Observations show that droughts and water scarcity have increased over the last decades in Europe. In particular summer low flows show downward trends in vast areas (only in Scandinavia wetting trends occur). The lower water availability and the enhanced water demands led to growing water scarcity and increasing challenges for water management to assess future water resources and to develop a pro-active approach. A key element in the assessment is how drought will develop, i.e. will drought become more severe (frequency, intensity, spatial scale, location). Hydrological drought (groundwater and streamflow) development is the most relevant among drought types for water resources assessment. This study presents the likely change of hydrological droughts characteristics in the 21st century as a result of climate change across the world. Magnitude and directionality of these changes and their dependency on climatology and catchment characteristics, is largely unknown. A conceptual hydrological model was forced with downscaled and bias-corrected outcome from three General Circulation Models (GCM forced models), A2 emission scenario The same hydrological model was also forced with the WATCH Forcing re-analysis dataset (reference model). The variable threshold level method was applied to identify hydrological drought occurrence, duration and severity in time series of simulated discharge. Results for the control period (1971-2000) show that the drought characteristics of the GCM forced models reasonably agree with the reference model implying that the climate models produce realistic outcome for global drought analyses.
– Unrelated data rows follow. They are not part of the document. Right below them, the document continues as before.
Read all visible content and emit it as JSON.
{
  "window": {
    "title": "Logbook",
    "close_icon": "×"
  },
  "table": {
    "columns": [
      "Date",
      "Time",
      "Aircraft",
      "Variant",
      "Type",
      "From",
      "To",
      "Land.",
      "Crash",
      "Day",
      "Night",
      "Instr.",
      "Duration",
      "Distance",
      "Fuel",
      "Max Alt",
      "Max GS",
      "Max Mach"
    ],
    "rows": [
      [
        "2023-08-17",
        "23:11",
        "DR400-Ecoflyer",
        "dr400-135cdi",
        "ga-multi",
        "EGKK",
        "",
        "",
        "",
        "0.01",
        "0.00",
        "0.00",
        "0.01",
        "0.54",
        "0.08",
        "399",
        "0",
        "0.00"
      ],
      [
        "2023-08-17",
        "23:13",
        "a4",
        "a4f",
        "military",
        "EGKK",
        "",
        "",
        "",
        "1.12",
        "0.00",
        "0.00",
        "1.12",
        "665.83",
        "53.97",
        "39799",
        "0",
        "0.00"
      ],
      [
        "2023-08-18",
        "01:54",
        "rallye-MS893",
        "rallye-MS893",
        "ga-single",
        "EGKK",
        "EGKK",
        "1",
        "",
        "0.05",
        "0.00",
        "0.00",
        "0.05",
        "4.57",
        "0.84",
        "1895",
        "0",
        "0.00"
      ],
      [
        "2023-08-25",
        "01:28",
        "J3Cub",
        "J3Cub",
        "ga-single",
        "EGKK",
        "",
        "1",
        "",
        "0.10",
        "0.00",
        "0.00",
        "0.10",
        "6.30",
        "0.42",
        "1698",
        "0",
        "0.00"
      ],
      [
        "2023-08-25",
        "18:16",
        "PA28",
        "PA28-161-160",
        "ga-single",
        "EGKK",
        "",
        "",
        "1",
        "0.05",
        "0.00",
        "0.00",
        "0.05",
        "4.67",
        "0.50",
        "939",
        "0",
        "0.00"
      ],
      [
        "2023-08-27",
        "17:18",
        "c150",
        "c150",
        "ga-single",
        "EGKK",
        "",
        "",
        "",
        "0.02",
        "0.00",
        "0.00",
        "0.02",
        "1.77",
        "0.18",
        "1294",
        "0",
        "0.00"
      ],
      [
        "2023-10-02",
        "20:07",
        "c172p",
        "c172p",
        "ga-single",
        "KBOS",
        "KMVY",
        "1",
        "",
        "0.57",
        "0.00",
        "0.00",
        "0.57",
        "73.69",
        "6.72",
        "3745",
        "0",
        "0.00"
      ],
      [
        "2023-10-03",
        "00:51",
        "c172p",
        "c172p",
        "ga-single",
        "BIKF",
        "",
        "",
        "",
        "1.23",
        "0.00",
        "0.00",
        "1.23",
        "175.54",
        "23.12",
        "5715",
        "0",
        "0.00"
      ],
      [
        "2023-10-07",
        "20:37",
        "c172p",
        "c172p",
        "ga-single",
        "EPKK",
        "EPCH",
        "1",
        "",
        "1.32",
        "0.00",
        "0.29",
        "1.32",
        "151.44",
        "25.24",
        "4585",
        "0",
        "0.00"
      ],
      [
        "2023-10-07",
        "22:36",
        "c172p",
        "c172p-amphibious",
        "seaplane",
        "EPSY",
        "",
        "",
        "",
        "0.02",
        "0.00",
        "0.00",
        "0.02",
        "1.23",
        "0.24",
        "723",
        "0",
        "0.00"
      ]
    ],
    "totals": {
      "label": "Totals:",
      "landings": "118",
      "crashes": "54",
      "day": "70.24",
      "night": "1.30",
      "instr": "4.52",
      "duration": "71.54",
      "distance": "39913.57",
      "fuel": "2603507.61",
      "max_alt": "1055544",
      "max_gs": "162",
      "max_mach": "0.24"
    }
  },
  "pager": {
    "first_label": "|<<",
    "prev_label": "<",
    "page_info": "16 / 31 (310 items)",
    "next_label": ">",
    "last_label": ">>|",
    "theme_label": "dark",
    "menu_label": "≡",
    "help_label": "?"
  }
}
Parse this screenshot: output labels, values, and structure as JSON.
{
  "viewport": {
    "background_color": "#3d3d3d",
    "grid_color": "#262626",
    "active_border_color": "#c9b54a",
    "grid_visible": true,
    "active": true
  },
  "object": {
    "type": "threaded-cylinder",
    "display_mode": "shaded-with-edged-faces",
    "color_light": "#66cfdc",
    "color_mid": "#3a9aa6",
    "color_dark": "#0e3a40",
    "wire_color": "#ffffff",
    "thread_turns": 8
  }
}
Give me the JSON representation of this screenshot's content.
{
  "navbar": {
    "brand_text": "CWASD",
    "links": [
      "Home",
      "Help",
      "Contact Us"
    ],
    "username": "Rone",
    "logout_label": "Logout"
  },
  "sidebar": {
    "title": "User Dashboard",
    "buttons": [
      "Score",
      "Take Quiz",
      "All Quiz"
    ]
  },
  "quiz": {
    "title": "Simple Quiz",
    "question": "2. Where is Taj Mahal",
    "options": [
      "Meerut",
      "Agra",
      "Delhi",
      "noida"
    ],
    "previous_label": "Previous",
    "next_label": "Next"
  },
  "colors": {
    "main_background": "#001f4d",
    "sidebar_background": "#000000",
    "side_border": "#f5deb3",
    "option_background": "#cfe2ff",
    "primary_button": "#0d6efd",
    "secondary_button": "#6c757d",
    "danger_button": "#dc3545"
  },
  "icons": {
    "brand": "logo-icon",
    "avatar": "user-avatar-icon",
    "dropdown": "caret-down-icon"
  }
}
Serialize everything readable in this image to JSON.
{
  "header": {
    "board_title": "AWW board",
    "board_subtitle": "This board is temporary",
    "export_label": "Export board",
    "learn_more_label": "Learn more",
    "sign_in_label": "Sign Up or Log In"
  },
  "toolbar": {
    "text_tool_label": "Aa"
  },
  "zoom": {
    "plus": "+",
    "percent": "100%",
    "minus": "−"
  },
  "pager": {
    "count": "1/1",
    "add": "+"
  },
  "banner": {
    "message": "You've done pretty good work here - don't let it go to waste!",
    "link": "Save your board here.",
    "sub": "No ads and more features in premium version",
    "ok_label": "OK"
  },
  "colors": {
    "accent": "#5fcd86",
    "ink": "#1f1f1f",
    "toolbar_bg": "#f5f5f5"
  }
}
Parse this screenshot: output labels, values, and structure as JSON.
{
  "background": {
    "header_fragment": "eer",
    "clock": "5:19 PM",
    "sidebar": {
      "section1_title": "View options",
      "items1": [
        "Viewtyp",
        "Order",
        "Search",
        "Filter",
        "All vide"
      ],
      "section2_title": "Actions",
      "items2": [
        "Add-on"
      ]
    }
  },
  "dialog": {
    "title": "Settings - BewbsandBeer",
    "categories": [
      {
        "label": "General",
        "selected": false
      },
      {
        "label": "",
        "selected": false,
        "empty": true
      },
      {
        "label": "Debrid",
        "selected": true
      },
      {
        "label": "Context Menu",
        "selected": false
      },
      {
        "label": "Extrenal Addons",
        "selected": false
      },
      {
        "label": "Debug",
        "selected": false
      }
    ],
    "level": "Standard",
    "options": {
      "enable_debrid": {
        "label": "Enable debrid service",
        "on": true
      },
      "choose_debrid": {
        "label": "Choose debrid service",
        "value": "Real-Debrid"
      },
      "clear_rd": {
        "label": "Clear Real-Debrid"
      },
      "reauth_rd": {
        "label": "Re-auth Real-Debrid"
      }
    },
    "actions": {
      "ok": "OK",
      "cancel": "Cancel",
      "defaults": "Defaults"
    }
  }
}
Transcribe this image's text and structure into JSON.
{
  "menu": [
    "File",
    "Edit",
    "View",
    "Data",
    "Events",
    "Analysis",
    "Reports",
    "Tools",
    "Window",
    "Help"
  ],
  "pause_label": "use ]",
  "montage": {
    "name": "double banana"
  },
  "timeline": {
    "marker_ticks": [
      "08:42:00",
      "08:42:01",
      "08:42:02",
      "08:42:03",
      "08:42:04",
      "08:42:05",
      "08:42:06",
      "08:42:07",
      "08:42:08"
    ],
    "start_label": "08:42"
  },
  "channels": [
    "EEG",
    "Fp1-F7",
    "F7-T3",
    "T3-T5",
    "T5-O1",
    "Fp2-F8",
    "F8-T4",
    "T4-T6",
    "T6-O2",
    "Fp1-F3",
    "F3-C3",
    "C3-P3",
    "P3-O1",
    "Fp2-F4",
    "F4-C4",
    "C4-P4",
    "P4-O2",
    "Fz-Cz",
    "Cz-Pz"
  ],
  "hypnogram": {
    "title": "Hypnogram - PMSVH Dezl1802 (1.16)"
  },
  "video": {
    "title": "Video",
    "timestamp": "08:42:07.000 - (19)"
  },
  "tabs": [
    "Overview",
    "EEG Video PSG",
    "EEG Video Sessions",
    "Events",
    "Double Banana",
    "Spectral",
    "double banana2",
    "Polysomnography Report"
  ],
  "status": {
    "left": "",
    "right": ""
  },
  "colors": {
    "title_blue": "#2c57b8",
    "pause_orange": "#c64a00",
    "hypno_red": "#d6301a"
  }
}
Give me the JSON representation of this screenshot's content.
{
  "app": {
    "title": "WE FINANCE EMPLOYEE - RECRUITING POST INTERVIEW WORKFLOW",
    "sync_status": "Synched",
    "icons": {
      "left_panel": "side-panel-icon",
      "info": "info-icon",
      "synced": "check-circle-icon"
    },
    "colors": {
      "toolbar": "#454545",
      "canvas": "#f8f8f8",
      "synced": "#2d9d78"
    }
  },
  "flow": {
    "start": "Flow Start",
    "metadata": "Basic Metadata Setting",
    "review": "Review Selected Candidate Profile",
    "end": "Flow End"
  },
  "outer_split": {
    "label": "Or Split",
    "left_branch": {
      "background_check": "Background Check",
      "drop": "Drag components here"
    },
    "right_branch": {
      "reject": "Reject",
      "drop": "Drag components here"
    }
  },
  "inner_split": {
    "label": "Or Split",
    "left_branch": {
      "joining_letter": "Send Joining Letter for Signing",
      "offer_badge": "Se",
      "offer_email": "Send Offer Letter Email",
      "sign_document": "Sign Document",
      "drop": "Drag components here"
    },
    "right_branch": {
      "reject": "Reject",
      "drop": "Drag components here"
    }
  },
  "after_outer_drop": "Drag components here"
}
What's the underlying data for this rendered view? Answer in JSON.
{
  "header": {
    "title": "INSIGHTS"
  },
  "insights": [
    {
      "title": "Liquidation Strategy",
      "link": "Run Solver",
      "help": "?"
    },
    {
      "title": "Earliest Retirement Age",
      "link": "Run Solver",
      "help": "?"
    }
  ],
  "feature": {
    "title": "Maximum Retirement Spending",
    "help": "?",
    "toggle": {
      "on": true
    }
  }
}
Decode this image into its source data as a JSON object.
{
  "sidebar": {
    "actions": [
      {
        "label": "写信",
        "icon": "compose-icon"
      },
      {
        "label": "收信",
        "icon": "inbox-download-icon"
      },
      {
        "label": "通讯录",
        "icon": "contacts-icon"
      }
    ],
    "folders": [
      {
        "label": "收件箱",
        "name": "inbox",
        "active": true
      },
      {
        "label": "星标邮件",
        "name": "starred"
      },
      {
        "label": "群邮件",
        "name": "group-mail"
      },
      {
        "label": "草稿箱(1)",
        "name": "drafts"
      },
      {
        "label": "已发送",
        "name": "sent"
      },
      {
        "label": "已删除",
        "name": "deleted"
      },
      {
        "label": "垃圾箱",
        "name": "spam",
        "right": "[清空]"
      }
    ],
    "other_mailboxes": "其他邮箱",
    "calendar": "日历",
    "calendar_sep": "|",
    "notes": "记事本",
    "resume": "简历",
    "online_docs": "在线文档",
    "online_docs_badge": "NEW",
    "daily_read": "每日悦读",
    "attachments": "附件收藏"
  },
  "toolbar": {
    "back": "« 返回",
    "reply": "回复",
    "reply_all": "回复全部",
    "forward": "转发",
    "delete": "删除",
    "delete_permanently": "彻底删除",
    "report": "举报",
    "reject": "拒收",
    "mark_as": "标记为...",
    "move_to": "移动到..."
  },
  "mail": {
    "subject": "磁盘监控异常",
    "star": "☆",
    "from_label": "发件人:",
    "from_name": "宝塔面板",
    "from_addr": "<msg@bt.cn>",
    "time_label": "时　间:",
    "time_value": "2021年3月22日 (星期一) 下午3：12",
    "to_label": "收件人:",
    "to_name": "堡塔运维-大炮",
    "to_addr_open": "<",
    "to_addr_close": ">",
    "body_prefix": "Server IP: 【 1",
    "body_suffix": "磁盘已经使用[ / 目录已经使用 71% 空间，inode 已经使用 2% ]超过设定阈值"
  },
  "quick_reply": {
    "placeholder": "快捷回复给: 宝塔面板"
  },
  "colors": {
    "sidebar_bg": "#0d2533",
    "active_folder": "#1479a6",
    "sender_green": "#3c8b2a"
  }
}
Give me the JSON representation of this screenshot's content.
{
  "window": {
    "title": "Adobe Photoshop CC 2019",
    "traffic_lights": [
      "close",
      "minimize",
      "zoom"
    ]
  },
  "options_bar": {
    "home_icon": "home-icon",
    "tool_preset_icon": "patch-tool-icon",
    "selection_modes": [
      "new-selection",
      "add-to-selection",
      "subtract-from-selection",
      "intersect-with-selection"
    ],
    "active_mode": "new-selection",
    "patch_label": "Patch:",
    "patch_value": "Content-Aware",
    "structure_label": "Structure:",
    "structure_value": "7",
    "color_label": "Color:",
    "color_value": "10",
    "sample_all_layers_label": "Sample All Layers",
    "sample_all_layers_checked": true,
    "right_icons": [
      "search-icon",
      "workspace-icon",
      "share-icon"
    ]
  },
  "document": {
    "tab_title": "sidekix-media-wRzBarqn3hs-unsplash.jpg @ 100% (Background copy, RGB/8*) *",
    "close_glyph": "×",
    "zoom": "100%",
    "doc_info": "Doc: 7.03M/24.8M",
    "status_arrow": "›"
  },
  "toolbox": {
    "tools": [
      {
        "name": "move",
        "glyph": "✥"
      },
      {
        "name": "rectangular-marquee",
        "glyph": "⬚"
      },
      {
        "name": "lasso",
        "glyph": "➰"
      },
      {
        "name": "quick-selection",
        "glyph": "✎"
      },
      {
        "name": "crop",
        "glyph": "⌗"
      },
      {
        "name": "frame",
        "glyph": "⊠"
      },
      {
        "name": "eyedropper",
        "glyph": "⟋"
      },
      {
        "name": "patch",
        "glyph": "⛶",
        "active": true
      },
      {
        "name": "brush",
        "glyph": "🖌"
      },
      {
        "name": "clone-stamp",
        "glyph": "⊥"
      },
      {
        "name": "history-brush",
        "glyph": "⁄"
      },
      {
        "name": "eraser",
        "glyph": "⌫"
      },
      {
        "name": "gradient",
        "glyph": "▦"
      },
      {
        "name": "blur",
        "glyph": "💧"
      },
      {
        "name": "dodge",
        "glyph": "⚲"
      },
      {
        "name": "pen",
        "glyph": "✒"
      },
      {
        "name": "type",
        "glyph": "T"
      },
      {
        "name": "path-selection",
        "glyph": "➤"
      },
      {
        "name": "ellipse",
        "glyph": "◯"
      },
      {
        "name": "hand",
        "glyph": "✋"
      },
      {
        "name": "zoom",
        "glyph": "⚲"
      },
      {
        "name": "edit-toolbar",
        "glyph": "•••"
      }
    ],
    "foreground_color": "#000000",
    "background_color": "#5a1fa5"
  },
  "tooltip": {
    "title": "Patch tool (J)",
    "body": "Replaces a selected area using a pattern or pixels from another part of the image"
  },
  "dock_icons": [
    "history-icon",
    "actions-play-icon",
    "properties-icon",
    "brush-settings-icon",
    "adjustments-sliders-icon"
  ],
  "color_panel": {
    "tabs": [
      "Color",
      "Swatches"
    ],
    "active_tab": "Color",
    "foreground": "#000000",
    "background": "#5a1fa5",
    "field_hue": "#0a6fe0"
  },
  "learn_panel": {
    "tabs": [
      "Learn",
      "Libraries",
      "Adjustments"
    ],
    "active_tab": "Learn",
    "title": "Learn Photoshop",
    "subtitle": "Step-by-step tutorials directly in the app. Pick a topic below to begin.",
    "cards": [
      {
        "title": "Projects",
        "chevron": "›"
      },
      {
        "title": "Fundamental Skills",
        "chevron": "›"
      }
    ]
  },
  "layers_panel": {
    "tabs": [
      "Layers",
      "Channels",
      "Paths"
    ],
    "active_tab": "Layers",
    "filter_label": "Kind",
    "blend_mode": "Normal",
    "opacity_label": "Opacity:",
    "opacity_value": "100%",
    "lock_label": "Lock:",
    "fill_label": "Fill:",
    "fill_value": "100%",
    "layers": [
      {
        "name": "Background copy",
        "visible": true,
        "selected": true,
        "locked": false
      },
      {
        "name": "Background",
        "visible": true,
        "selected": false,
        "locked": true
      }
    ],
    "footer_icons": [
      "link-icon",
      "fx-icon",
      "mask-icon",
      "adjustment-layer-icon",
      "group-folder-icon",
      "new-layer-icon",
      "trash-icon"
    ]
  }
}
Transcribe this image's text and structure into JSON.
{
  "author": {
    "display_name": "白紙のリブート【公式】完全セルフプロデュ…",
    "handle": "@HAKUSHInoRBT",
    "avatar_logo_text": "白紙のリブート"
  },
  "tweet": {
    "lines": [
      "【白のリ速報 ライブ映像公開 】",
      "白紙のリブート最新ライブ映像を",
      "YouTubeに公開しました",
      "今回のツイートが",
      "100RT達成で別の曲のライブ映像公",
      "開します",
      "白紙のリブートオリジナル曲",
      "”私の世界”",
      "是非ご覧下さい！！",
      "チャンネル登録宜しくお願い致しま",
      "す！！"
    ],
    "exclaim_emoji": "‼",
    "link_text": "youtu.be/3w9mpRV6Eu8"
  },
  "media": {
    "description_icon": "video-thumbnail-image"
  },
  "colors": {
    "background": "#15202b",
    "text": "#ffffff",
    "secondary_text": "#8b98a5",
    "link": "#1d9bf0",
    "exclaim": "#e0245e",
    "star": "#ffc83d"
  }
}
For the near future (2021-2050) and far future (2071-2100) the GCM forced models project a global average decrease in drought occurrence (67-74% end of 21st century), indicating that the number of drought days per year will become lower. However, all three GCM forced models project a substantial increase of both average drought duration (43-57%) and deficit volume (106-122%) of the remaining drought events by the end of the century. This also happens in the temperate climates (C-climates) that cover a large part of Europe. There the average drought duration is projected to increase by 15-33% in the near future and 50-62% in the far future. The relative change of the average deficit volume is even larger (34-64% and 117-147%, respectively). A very large decrease of 92-95% in hydrological drought occurrence is expected to occur in cold climates (D-climates), incl. northern parts of Scandinavia and Russia, where global warming results in a decreased length of the snow season, shift in snowmelt and increased water availability because of increased precipitation totals. In the dessert climates (B-climates) the smallest decrease in drought occurrence is expected to take place, which in combination with the substantially increased average drought duration and deficit volume of 179-210% will lead to intensifying water scarcity in these regions. Water managers are urged to consider in their river basin management plans the projected lower number, but more extreme hydrological droughts, which potentially lead to higher water scarcity in certain time periods.
|Publication status||Published - 2013|
|Event||EGU General Assembly 2013 - Vienna, Austria|
Duration: 7 Apr 2013 → 12 Apr 2013
|Conference||EGU General Assembly 2013|
|Period||7/04/13 → 12/04/13|